Top of Exercise material
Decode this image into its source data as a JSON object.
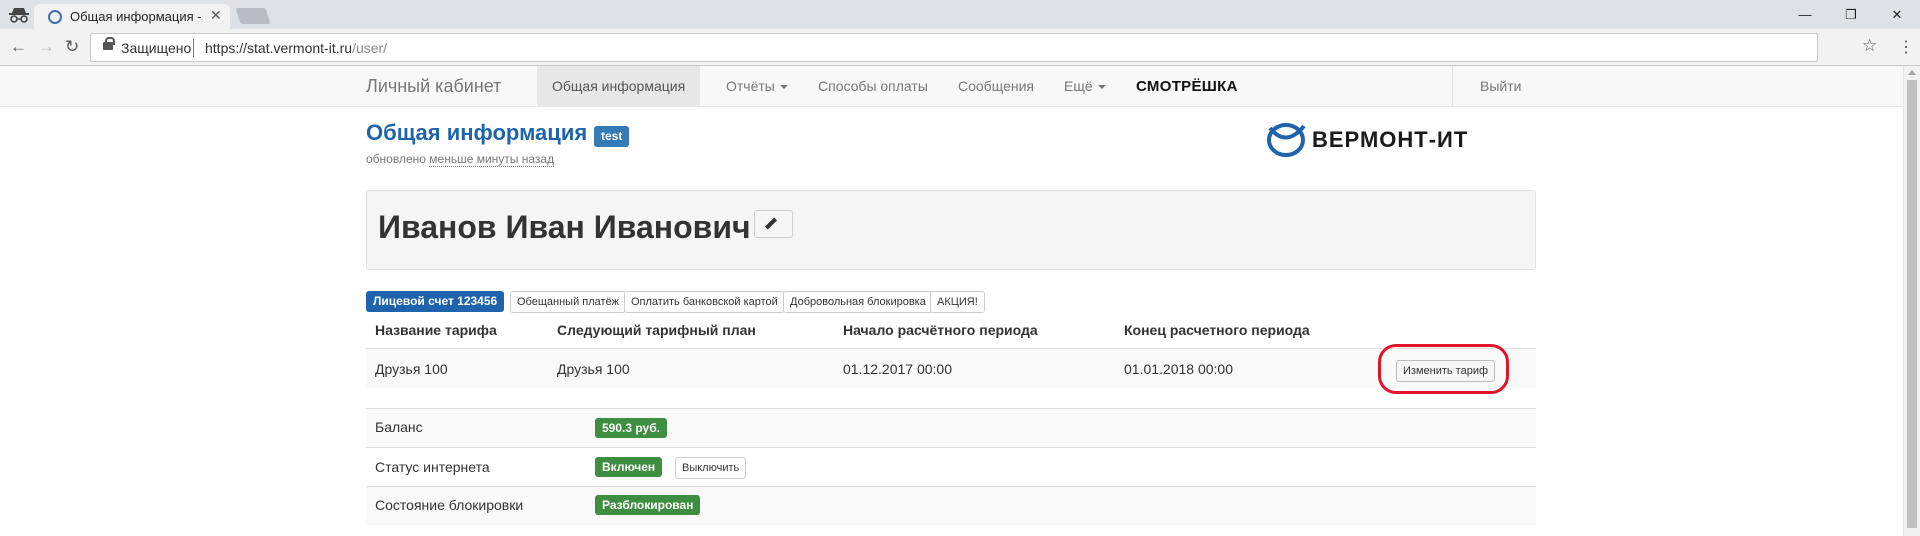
{
  "browser": {
    "tab_title": "Общая информация - Л",
    "secure_label": "Защищено",
    "url_host": "https://stat.vermont-it.ru",
    "url_path": "/user/"
  },
  "navbar": {
    "brand": "Личный кабинет",
    "items": [
      {
        "label": "Общая информация",
        "active": true
      },
      {
        "label": "Отчёты",
        "dropdown": true
      },
      {
        "label": "Способы оплаты"
      },
      {
        "label": "Сообщения"
      },
      {
        "label": "Ещё",
        "dropdown": true
      }
    ],
    "partner_logo": "СМОТРЁШКА",
    "logout": "Выйти"
  },
  "header": {
    "title": "Общая информация",
    "badge": "test",
    "updated_prefix": "обновлено",
    "updated_link": "меньше минуты назад",
    "logo_text": "ВЕРМОНТ-ИТ"
  },
  "user": {
    "full_name": "Иванов Иван Иванович"
  },
  "actions": {
    "account": "Лицевой счет 123456",
    "buttons": [
      "Обещанный платёж",
      "Оплатить банковской картой",
      "Добровольная блокировка",
      "АКЦИЯ!"
    ]
  },
  "tariff_table": {
    "headers": [
      "Название тарифа",
      "Следующий тарифный план",
      "Начало расчётного периода",
      "Конец расчетного периода"
    ],
    "row": [
      "Друзья 100",
      "Друзья 100",
      "01.12.2017 00:00",
      "01.01.2018 00:00"
    ],
    "change_button": "Изменить тариф"
  },
  "info_table": {
    "balance_label": "Баланс",
    "balance_value": "590.3 руб.",
    "internet_label": "Статус интернета",
    "internet_value": "Включен",
    "internet_button": "Выключить",
    "block_label": "Состояние блокировки",
    "block_value": "Разблокирован"
  },
  "colors": {
    "brand_blue": "#1f63ad",
    "success_green": "#3e8e41",
    "highlight_red": "#e0152b"
  }
}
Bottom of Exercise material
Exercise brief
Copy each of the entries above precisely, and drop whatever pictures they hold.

Result of this exercise
Decode this image into its source data as a JSON object.
{
  "browser": {
    "tab_title": "Общая информация - Л",
    "secure_label": "Защищено",
    "url_host": "https://stat.vermont-it.ru",
    "url_path": "/user/"
  },
  "navbar": {
    "brand": "Личный кабинет",
    "items": [
      {
        "label": "Общая информация",
        "active": true
      },
      {
        "label": "Отчёты",
        "dropdown": true
      },
      {
        "label": "Способы оплаты"
      },
      {
        "label": "Сообщения"
      },
      {
        "label": "Ещё",
        "dropdown": true
      }
    ],
    "partner_logo": "СМОТРЁШКА",
    "logout": "Выйти"
  },
  "header": {
    "title": "Общая информация",
    "badge": "test",
    "updated_prefix": "обновлено",
    "updated_link": "меньше минуты назад",
    "logo_text": "ВЕРМОНТ-ИТ"
  },
  "user": {
    "full_name": "Иванов Иван Иванович"
  },
  "actions": {
    "account": "Лицевой счет 123456",
    "buttons": [
      "Обещанный платёж",
      "Оплатить банковской картой",
      "Добровольная блокировка",
      "АКЦИЯ!"
    ]
  },
  "tariff_table": {
    "headers": [
      "Название тарифа",
      "Следующий тарифный план",
      "Начало расчётного периода",
      "Конец расчетного периода"
    ],
    "row": [
      "Друзья 100",
      "Друзья 100",
      "01.12.2017 00:00",
      "01.01.2018 00:00"
    ],
    "change_button": "Изменить тариф"
  },
  "info_table": {
    "balance_label": "Баланс",
    "balance_value": "590.3 руб.",
    "internet_label": "Статус интернета",
    "internet_value": "Включен",
    "internet_button": "Выключить",
    "block_label": "Состояние блокировки",
    "block_value": "Разблокирован"
  },
  "colors": {
    "brand_blue": "#1f63ad",
    "success_green": "#3e8e41",
    "highlight_red": "#e0152b"
  }
}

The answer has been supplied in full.